At least six people have been killed in a car bombing at a local government office in Somalia's capital. Militant group al-Shabab claimed responsibility for the blast, which also destroyed a mosque and an Islamic school.
A suicide car bombing killed at least six people, including two children, outside a district headquarters in central Mogadishu on Sunday.
Authorities said the attacker detonated his explosive-laden vehicle after security forces stopped him at a checkpoint at the gate of the Hawlwadag local government office.
A spokesman for the mayor's office said the three soldiers who stopped the car died instantly, along with three civilians.
Fourteen people, including the deputy district commissioner, were critically injured.
Many of the victims were students at a nearby Islamic school that collapsed in the blast. A mosque and the local government headquarters were also brought down. Officials warned the death toll could rise.
Al-Shabab claims attack
Islamist extremist group al-Shabab later claimed responsibility for the explosion.
"We are behind the suicide attack," al-Shabab's military operations spokesman said. "We targeted the district office in which there was a meeting. We killed 10 people so far. We shall give details later."

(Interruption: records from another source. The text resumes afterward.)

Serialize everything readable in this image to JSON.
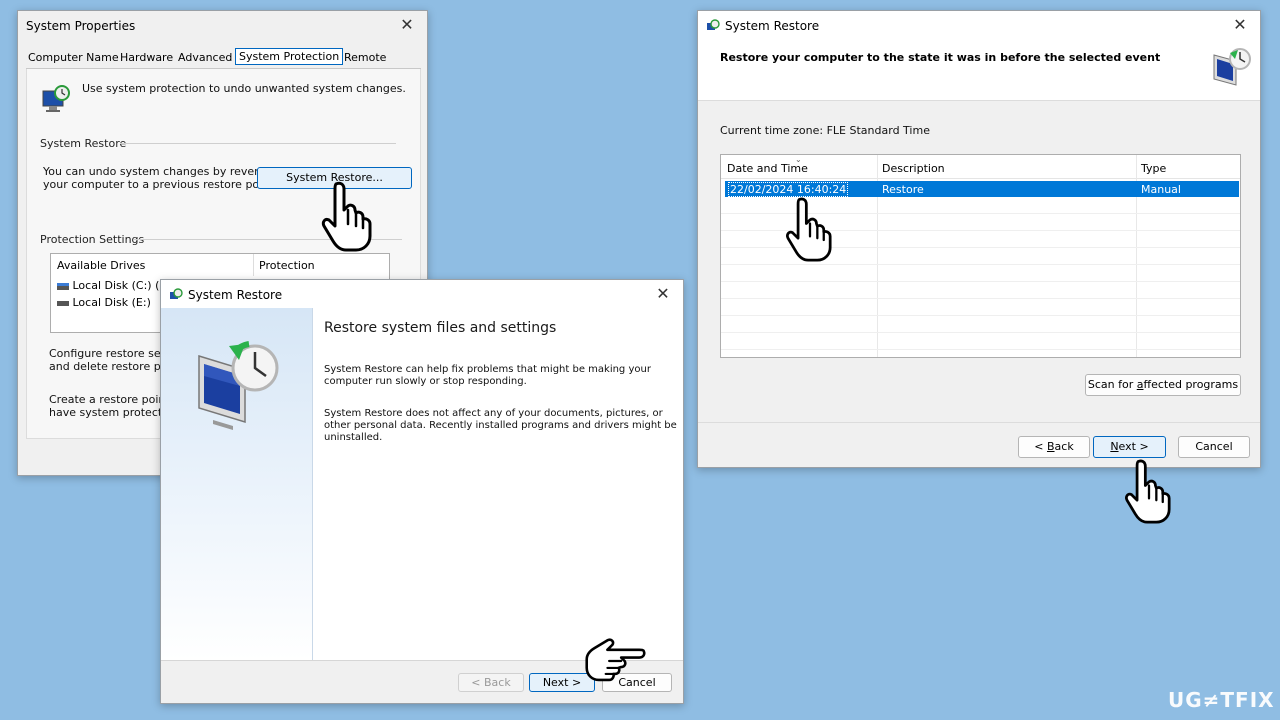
{
  "sysprops": {
    "title": "System Properties",
    "tabs": [
      "Computer Name",
      "Hardware",
      "Advanced",
      "System Protection",
      "Remote"
    ],
    "intro": "Use system protection to undo unwanted system changes.",
    "restore_group": "System Restore",
    "restore_text_1": "You can undo system changes by reverting",
    "restore_text_2": "your computer to a previous restore point.",
    "restore_button": "System Restore...",
    "protection_group": "Protection Settings",
    "col_drives": "Available Drives",
    "col_protection": "Protection",
    "drives": [
      "Local Disk (C:) (Sy",
      "Local Disk (E:)"
    ],
    "configure_1": "Configure restore setting",
    "configure_2": "and delete restore point",
    "create_1": "Create a restore point rig",
    "create_2": "have system protection"
  },
  "wizard": {
    "title": "System Restore",
    "heading": "Restore system files and settings",
    "para1_1": "System Restore can help fix problems that might be making your",
    "para1_2": "computer run slowly or stop responding.",
    "para2_1": "System Restore does not affect any of your documents, pictures, or",
    "para2_2": "other personal data. Recently installed programs and drivers might be",
    "para2_3": "uninstalled.",
    "back": "< Back",
    "next": "Next >",
    "cancel": "Cancel"
  },
  "restore_points": {
    "title": "System Restore",
    "heading": "Restore your computer to the state it was in before the selected event",
    "timezone": "Current time zone: FLE Standard Time",
    "columns": [
      "Date and Time",
      "Description",
      "Type"
    ],
    "rows": [
      {
        "date": "22/02/2024 16:40:24",
        "description": "Restore",
        "type": "Manual"
      }
    ],
    "scan_button": "Scan for affected programs",
    "back": "< Back",
    "next": "Next >",
    "cancel": "Cancel"
  },
  "watermark": "UG≠TFIX",
  "colors": {
    "selection": "#0078d7",
    "accent_border": "#0067c0",
    "desktop": "#8fbde3"
  }
}
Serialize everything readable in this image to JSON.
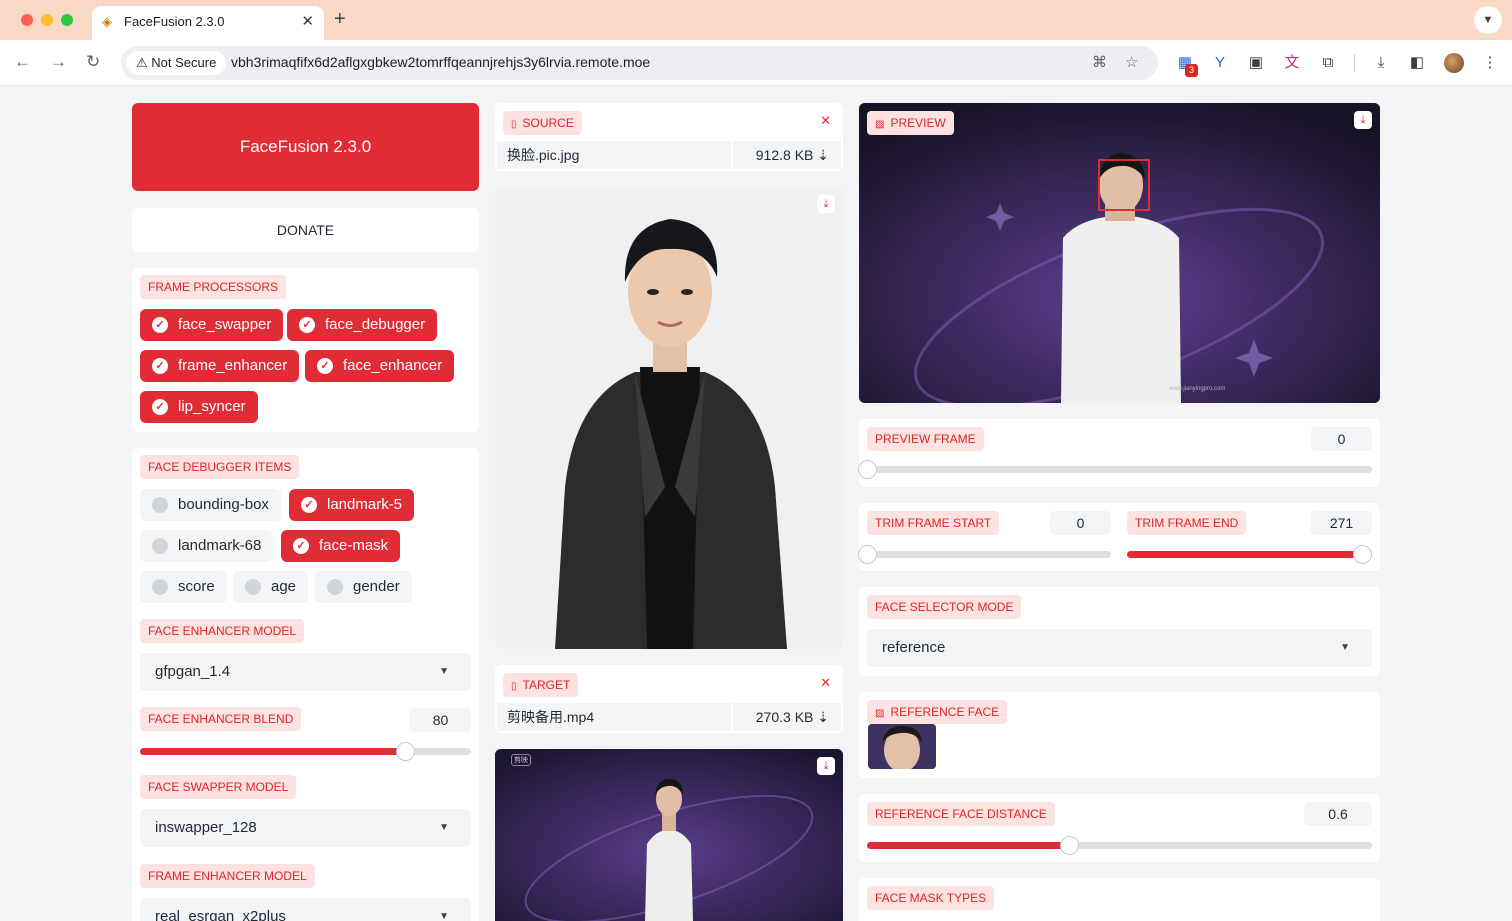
{
  "browser": {
    "tab_title": "FaceFusion 2.3.0",
    "tab_favicon": "facefusion-icon",
    "new_tab_label": "+",
    "security_label": "Not Secure",
    "url": "vbh3rimaqfifx6d2aflgxgbkew2tomrffqeannjrehjs3y6lrvia.remote.moe",
    "extension_badge": "3"
  },
  "header": {
    "title": "FaceFusion 2.3.0",
    "donate_label": "DONATE"
  },
  "frame_processors": {
    "label": "FRAME PROCESSORS",
    "items": [
      {
        "name": "face_swapper",
        "checked": true
      },
      {
        "name": "face_debugger",
        "checked": true
      },
      {
        "name": "frame_enhancer",
        "checked": true
      },
      {
        "name": "face_enhancer",
        "checked": true
      },
      {
        "name": "lip_syncer",
        "checked": true
      }
    ]
  },
  "face_debugger_items": {
    "label": "FACE DEBUGGER ITEMS",
    "items": [
      {
        "name": "bounding-box",
        "checked": false
      },
      {
        "name": "landmark-5",
        "checked": true
      },
      {
        "name": "landmark-68",
        "checked": false
      },
      {
        "name": "face-mask",
        "checked": true
      },
      {
        "name": "score",
        "checked": false
      },
      {
        "name": "age",
        "checked": false
      },
      {
        "name": "gender",
        "checked": false
      }
    ]
  },
  "face_enhancer_model": {
    "label": "FACE ENHANCER MODEL",
    "value": "gfpgan_1.4"
  },
  "face_enhancer_blend": {
    "label": "FACE ENHANCER BLEND",
    "value": "80",
    "fraction": 0.8
  },
  "face_swapper_model": {
    "label": "FACE SWAPPER MODEL",
    "value": "inswapper_128"
  },
  "frame_enhancer_model": {
    "label": "FRAME ENHANCER MODEL",
    "value": "real_esrgan_x2plus"
  },
  "source": {
    "label": "SOURCE",
    "file_name": "换脸.pic.jpg",
    "file_size": "912.8 KB ⇣"
  },
  "target": {
    "label": "TARGET",
    "file_name": "剪映备用.mp4",
    "file_size": "270.3 KB ⇣",
    "watermark": "剪映"
  },
  "preview": {
    "label": "PREVIEW",
    "footer_text": "www.jianyingpro.com"
  },
  "preview_frame": {
    "label": "PREVIEW FRAME",
    "value": "0",
    "fraction": 0
  },
  "trim_frame_start": {
    "label": "TRIM FRAME START",
    "value": "0",
    "fraction": 0
  },
  "trim_frame_end": {
    "label": "TRIM FRAME END",
    "value": "271",
    "fraction": 1
  },
  "face_selector_mode": {
    "label": "FACE SELECTOR MODE",
    "value": "reference"
  },
  "reference_face": {
    "label": "REFERENCE FACE"
  },
  "reference_face_distance": {
    "label": "REFERENCE FACE DISTANCE",
    "value": "0.6",
    "fraction": 0.4
  },
  "face_mask_types": {
    "label": "FACE MASK TYPES"
  },
  "colors": {
    "accent": "#e02d35",
    "label_bg": "#fde2e2",
    "page_bg": "#f3f4f6",
    "video_bg": "#2a1f4a"
  }
}
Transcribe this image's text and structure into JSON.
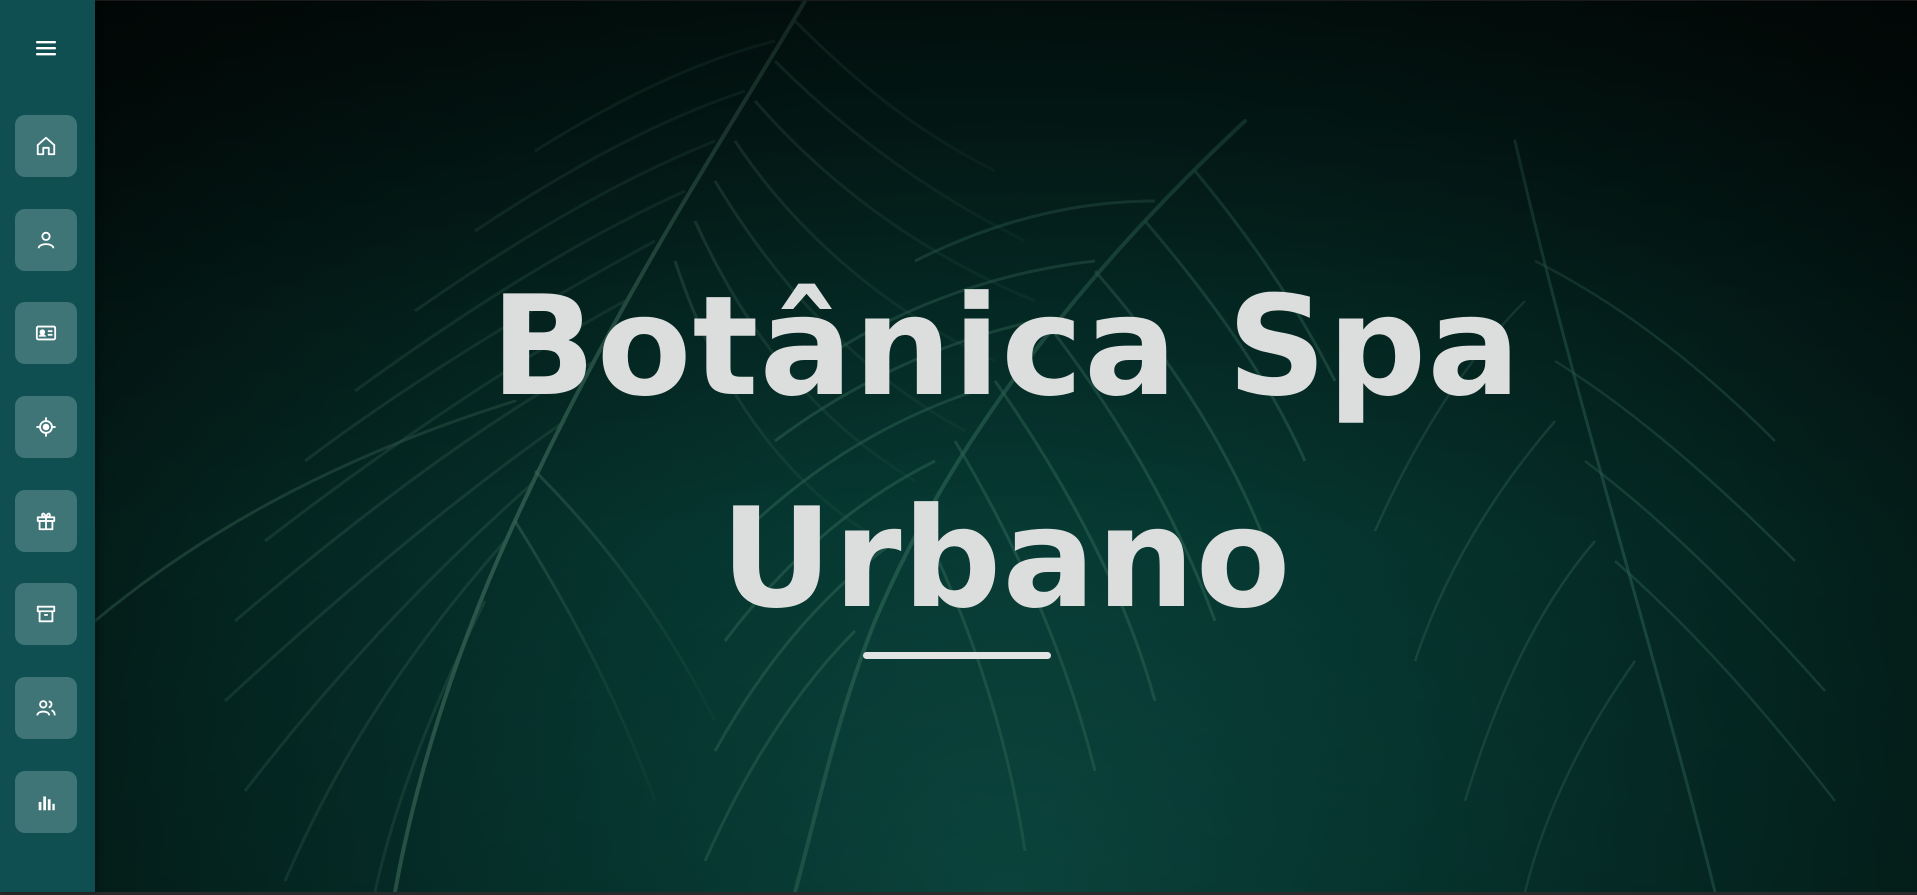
{
  "hero": {
    "title_line1": "Botânica Spa",
    "title_line2": "Urbano"
  },
  "sidebar": {
    "items": [
      {
        "icon": "home-icon"
      },
      {
        "icon": "user-icon"
      },
      {
        "icon": "id-card-icon"
      },
      {
        "icon": "location-target-icon"
      },
      {
        "icon": "gift-icon"
      },
      {
        "icon": "archive-box-icon"
      },
      {
        "icon": "users-icon"
      },
      {
        "icon": "bar-chart-icon"
      }
    ]
  },
  "colors": {
    "sidebar": "#0f4f52",
    "nav_button": "#3f7577",
    "title_text": "#dcdedd"
  }
}
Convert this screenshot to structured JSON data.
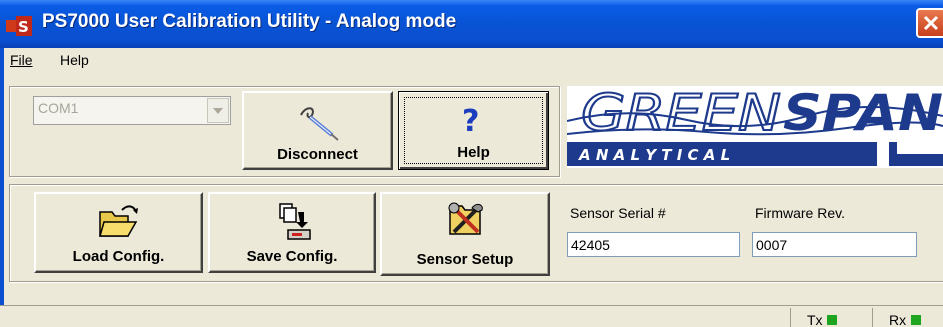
{
  "window": {
    "title": "PS7000 User Calibration Utility - Analog mode",
    "icon": "app-logo-icon"
  },
  "menu": {
    "items": [
      {
        "label": "File",
        "mnemonic": "F"
      },
      {
        "label": "Help",
        "mnemonic": "H"
      }
    ]
  },
  "connection": {
    "port": {
      "value": "COM1"
    },
    "disconnect_label": "Disconnect",
    "help_label": "Help"
  },
  "logo": {
    "line1_a": "GREEN",
    "line1_b": "SPAN",
    "line2": "A N A L Y T I C A L"
  },
  "config": {
    "load_label": "Load Config.",
    "save_label": "Save Config.",
    "setup_label": "Sensor Setup"
  },
  "sensor": {
    "serial_label": "Sensor Serial #",
    "serial_value": "42405",
    "firmware_label": "Firmware Rev.",
    "firmware_value": "0007"
  },
  "status": {
    "tx_label": "Tx",
    "rx_label": "Rx",
    "led_color": "#1fa51f"
  },
  "colors": {
    "titlebar": "#0853d4",
    "face": "#ece9d8",
    "logo_blue": "#1e3a8c"
  }
}
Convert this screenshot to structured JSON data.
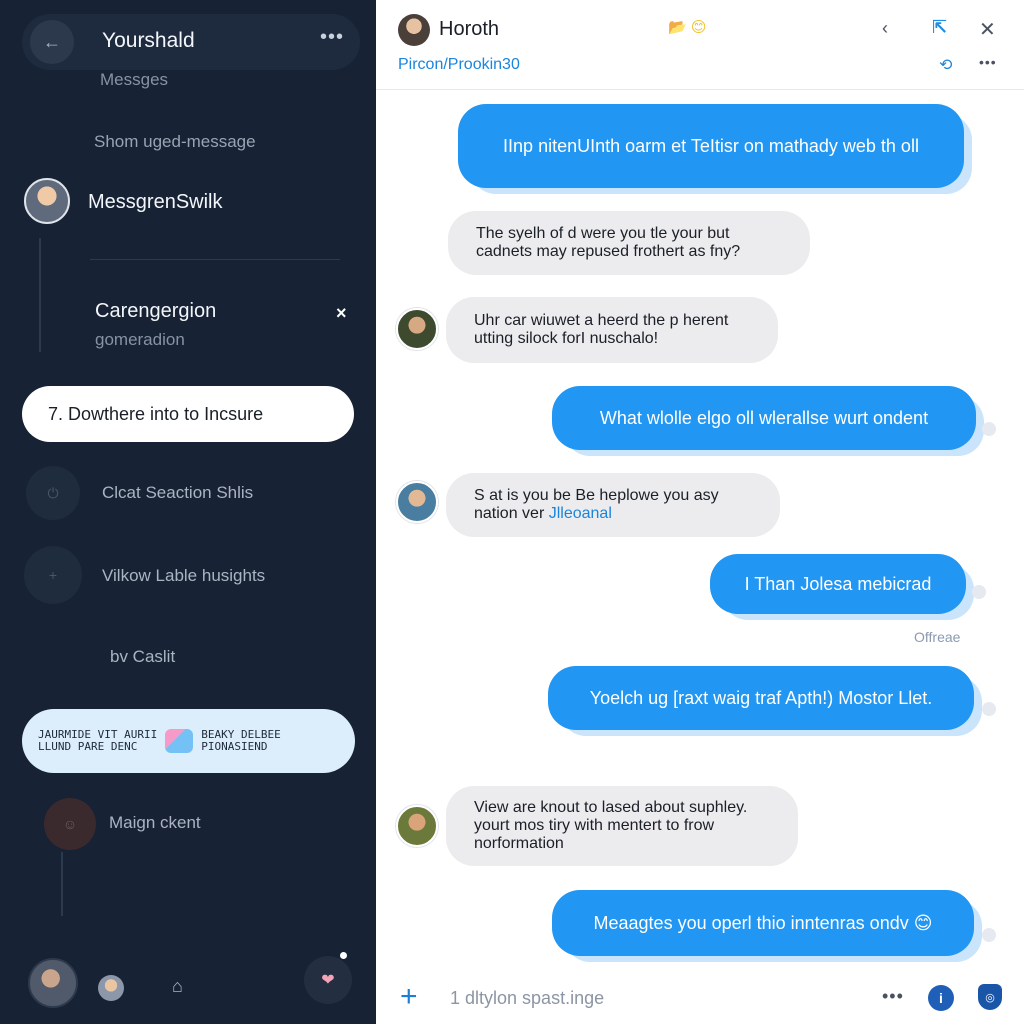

Al-Shabab frequently stages attacks in the capital in an attempt to topple the internationally backed government. In October last year, the militant group carried out a truck bombing that killed more than 500 people.
In 2007, a 20,000-strong African Union peacekeeping force was deployed to Somalia under a UN mandate to bolster the government. Somali troops are meant to take over responsibility for the country's security in the coming years.